London, UK
Books for Cooks

4 Blenheim Crescent, Notting Hill, London, UK, Phone: 020-7221-1992
We’re constantly adding new stockists so please check back for stores in your area. Or contact us to to suggest a local store.

FOR STOCK REQUESTS, PRESS OR AUTHOR INTERVIEWS CONTACT: cila@vineliv.es

Wordsworth ‘Composed Upon Westminster Bridge’

William Wordsworth’s sublime ode to London. Thanks Alice!

Westminster-Bridge

Composed upon Westminster Bridge, September 3, 1802

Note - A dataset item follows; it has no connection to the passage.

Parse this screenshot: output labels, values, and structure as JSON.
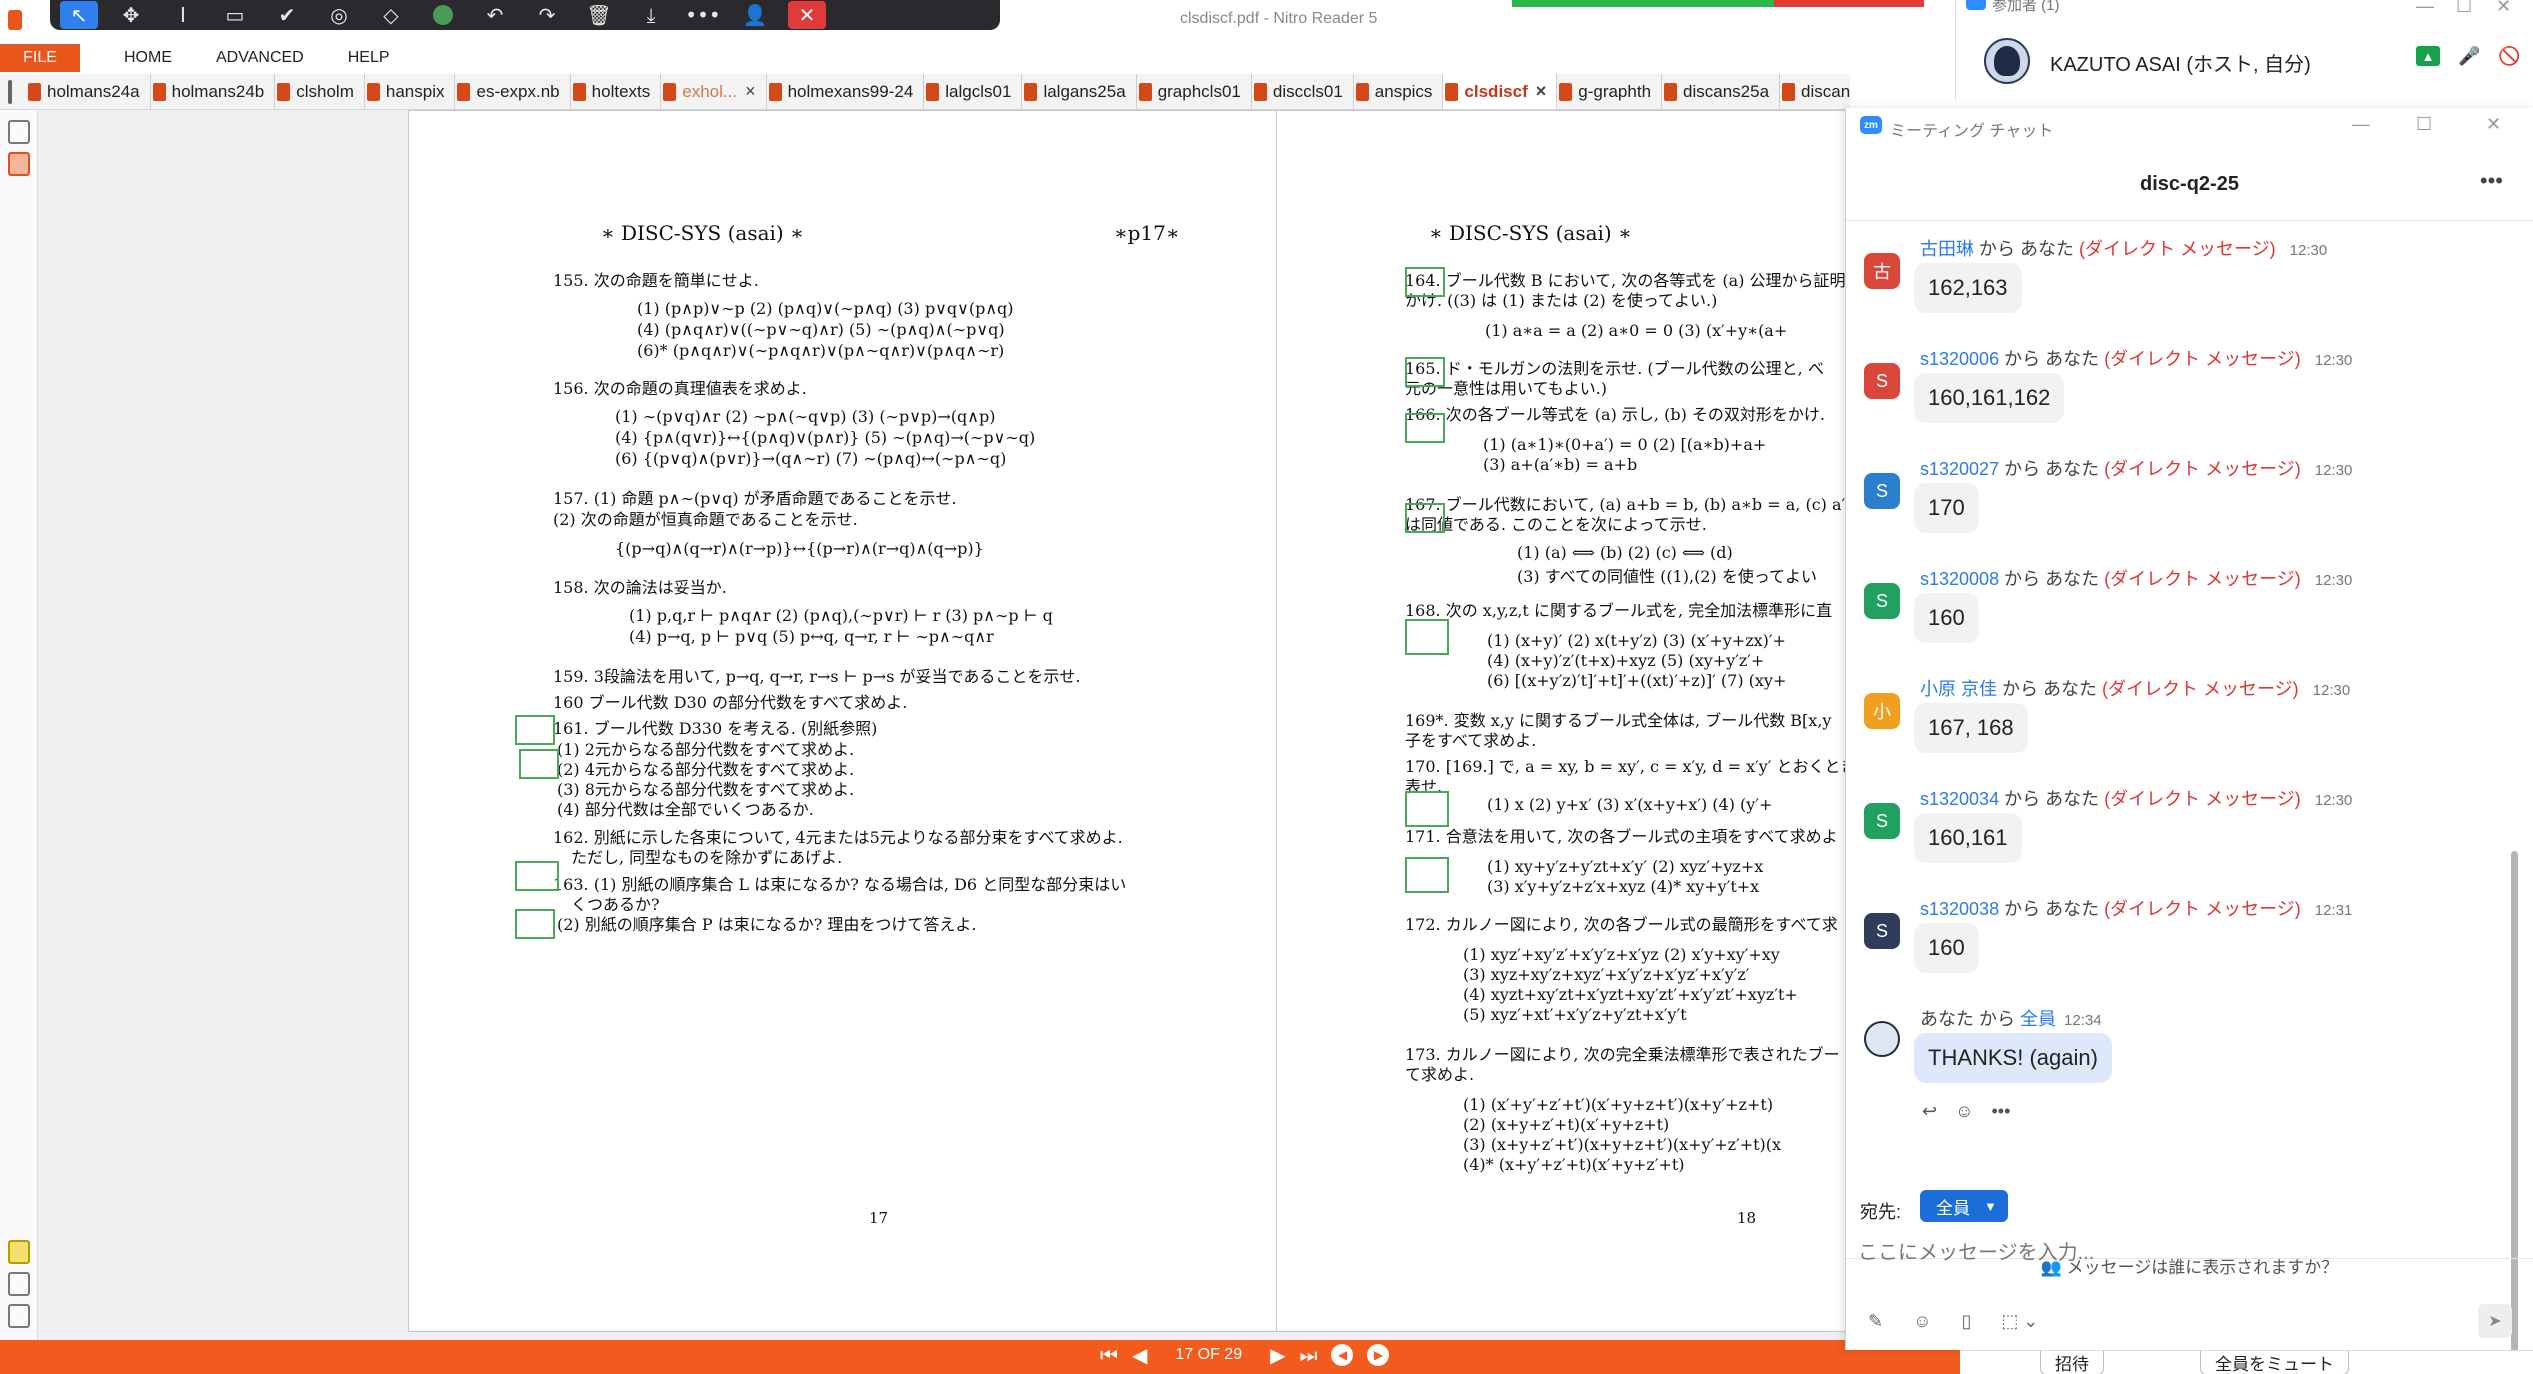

Earth has not anything to show more fair:
Dull would he be of soul who could pass by
A sight so touching in its majesty:
This City now doth, like a garment, wear
The beauty of the morning; silent, bare,
Ships, towers, domes, theatres, and temples lie
Open unto the fields, and to the sky;
All bright and glittering in the smokeless air.
Never did sun more beautifully steep
In his first splendour, valley, rock, or hill;
Ne’er saw I, never felt, a calm so deep!
The river glideth at his own sweet will:
Dear God! the very houses seem asleep;
And all that mighty heart is lying still!

Share your favourite ‘place’ poem in the comments!